Excellent points often ignored by posters. We simply don't have access to what pro teams do and never will.

waazup
04-04-2010, 03:38 PM
High motor guys off the top of my head:

Jerry Hughes
Derrick Morgan
Jared Odrick
Brandon Graham

There's definitely a correlation between highly rated Defensive line prospects and high motors.

niel89
04-04-2010, 04:27 PM
Heart is measured in miles. Miles and miles of heart.

http://l.yimg.com/eb/ymv/us/img/hv/photo/movie_pix/warner_brothers/the_replacements/_group_photos/gene_hackman4.jpg

killxswitch
04-05-2010, 02:44 PM
I would call this "mental toughness" but I guess it's the same thing.
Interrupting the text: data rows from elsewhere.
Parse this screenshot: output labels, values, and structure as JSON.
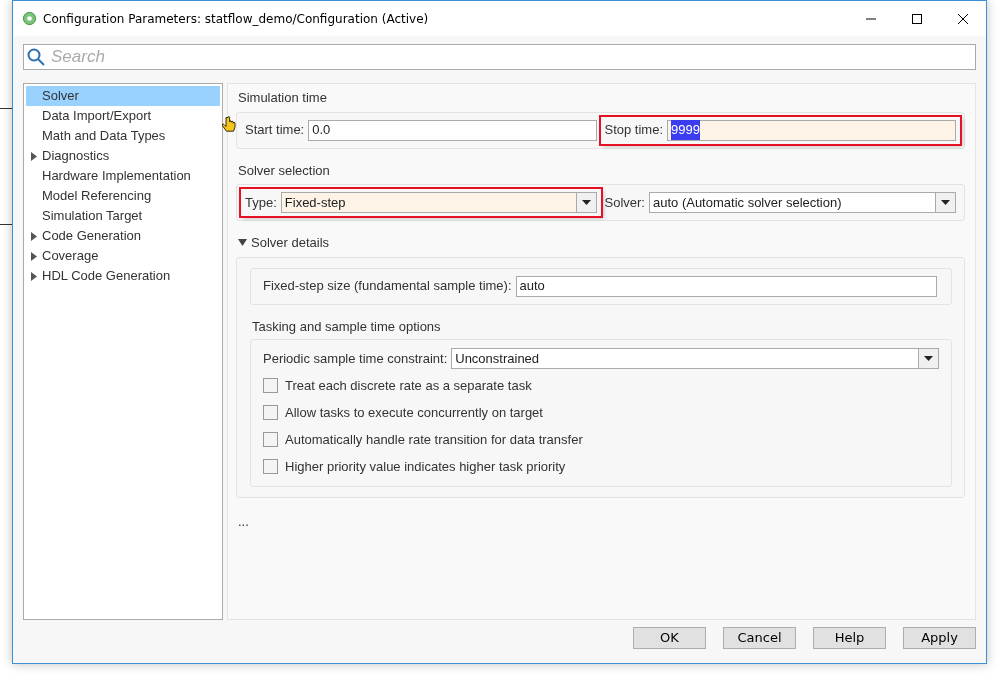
{
  "window": {
    "title": "Configuration Parameters: statflow_demo/Configuration (Active)"
  },
  "search": {
    "placeholder": "Search"
  },
  "tree": [
    {
      "label": "Solver",
      "selected": true,
      "expandable": false
    },
    {
      "label": "Data Import/Export",
      "selected": false,
      "expandable": false
    },
    {
      "label": "Math and Data Types",
      "selected": false,
      "expandable": false
    },
    {
      "label": "Diagnostics",
      "selected": false,
      "expandable": true
    },
    {
      "label": "Hardware Implementation",
      "selected": false,
      "expandable": false
    },
    {
      "label": "Model Referencing",
      "selected": false,
      "expandable": false
    },
    {
      "label": "Simulation Target",
      "selected": false,
      "expandable": false
    },
    {
      "label": "Code Generation",
      "selected": false,
      "expandable": true
    },
    {
      "label": "Coverage",
      "selected": false,
      "expandable": true
    },
    {
      "label": "HDL Code Generation",
      "selected": false,
      "expandable": true
    }
  ],
  "simulation_time": {
    "title": "Simulation time",
    "fields": [
      {
        "label": "Start time:",
        "value": "0.0",
        "highlighted": false,
        "value_selected": false
      },
      {
        "label": "Stop time:",
        "value": "9999",
        "highlighted": true,
        "value_selected": true
      }
    ]
  },
  "solver_selection": {
    "title": "Solver selection",
    "dropdowns": [
      {
        "label": "Type:",
        "value": "Fixed-step",
        "highlighted": true
      },
      {
        "label": "Solver:",
        "value": "auto (Automatic solver selection)",
        "highlighted": false
      }
    ]
  },
  "solver_details": {
    "title": "Solver details",
    "expanded": true,
    "step_size": {
      "label": "Fixed-step size (fundamental sample time):",
      "value": "auto"
    },
    "tasking": {
      "title": "Tasking and sample time options",
      "constraint": {
        "label": "Periodic sample time constraint:",
        "value": "Unconstrained"
      },
      "options": [
        {
          "label": "Treat each discrete rate as a separate task",
          "checked": false
        },
        {
          "label": "Allow tasks to execute concurrently on target",
          "checked": false
        },
        {
          "label": "Automatically handle rate transition for data transfer",
          "checked": false
        },
        {
          "label": "Higher priority value indicates higher task priority",
          "checked": false
        }
      ]
    }
  },
  "more": "...",
  "buttons": [
    "OK",
    "Cancel",
    "Help",
    "Apply"
  ]
}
brasho
04-05-2010, 05:09 PM
Then I guess you missed my original point. It said heart, and playing a game like football on a broken leg no matter the position shows alot of heart, and I don't think anyone can deny Tebows.

I know what you said, but like I said, you missed my point-Tebow isn't God despite the fact that most people think he has the big man on speed dial and I really don't care and I'm about as sick of the "Tebow walks on water" talk as the next guy.... You're from Richlands, so I'll give you a pass this time... my dad and my cousins often miss the point, too. I wonder if it's the elevation... or the fact that most people with family... errr, I mean "kin" (to be pronounced "kee-in") from Richlands have a family tree that more resembles a ladder.

brasho
04-05-2010, 05:11 PM
Then I guess you missed my original point. It said heart, and playing a game like football on a broken leg no matter the position shows alot of heart, and I don't think anyone can deny Tebows.

And by the way, I just finished playing my probable final football season with a herniated disk in my back and a shoulder that I couldn't get to sit right in the socket for the past 2 months... and it wasn't heart that made me do it, it was stupidity.

zachsaints52
04-05-2010, 05:17 PM
I know what you said, but like I said, you missed my point-Tebow isn't God despite the fact that most people think he has the big man on speed dial and I really don't care and I'm about as sick of the "Tebow walks on water" talk as the next guy.... You're from Richlands, so I'll give you a pass this time... my dad and my cousins often miss the point, too. I wonder if it's the elevation... or the fact that most people with family... errr, I mean "kin" (to be pronounced "kee-in") from Richlands have a family tree that more resembles a ladder.

And by the way, I just finished playing my probable final football season with a herniated disk in my back and a shoulder that I couldn't get to sit right in the socket for the past 2 months... and it wasn't heart that made me do it, it was stupidity.

This never became a "Tebow is God" thing like you implied, I stated a fact about Tebow that shows his heart, which he wears on his sleeve. Thats all I said, so when you completely miss that fact then you talked about nonsense that didn't pertain to the original topic. So therein lies the fact that you really don't know what your talking about. And about Richlands, we actually KNOW football, thats why we are good at it. And by telling us your "injury history" actually goes along with the topic the your Tebow quote, but its not stupid to play something you love.

OaklandRaider56
04-06-2010, 12:32 AM
I remember that game, and as I recall he wasn't wearing shoes...and it was snowing! lol

Lol. It was raining, not snowing, severly flooding the field. But it didn't seem to phase him, he glided around the field with ease... Almost as if he was walking on the water...

Bengals78
04-06-2010, 12:34 AM
Lol. It was raining, not snowing, severly flooding the field. But it didn't seem to phase him, he glided around the field with ease... Almost as if he was walking on the water...

I thought he split the water across the field to make it playable for the others and then proceeded to feed the entire stadium with but one fish...

frubulubu
04-06-2010, 12:48 AM
Tom Waddle is one of the guys I can relate to as having heart. He would go over the middle, and not be afraid to take the big hit. He was a WR, for the Bears. Tons of heart, not much physical talent.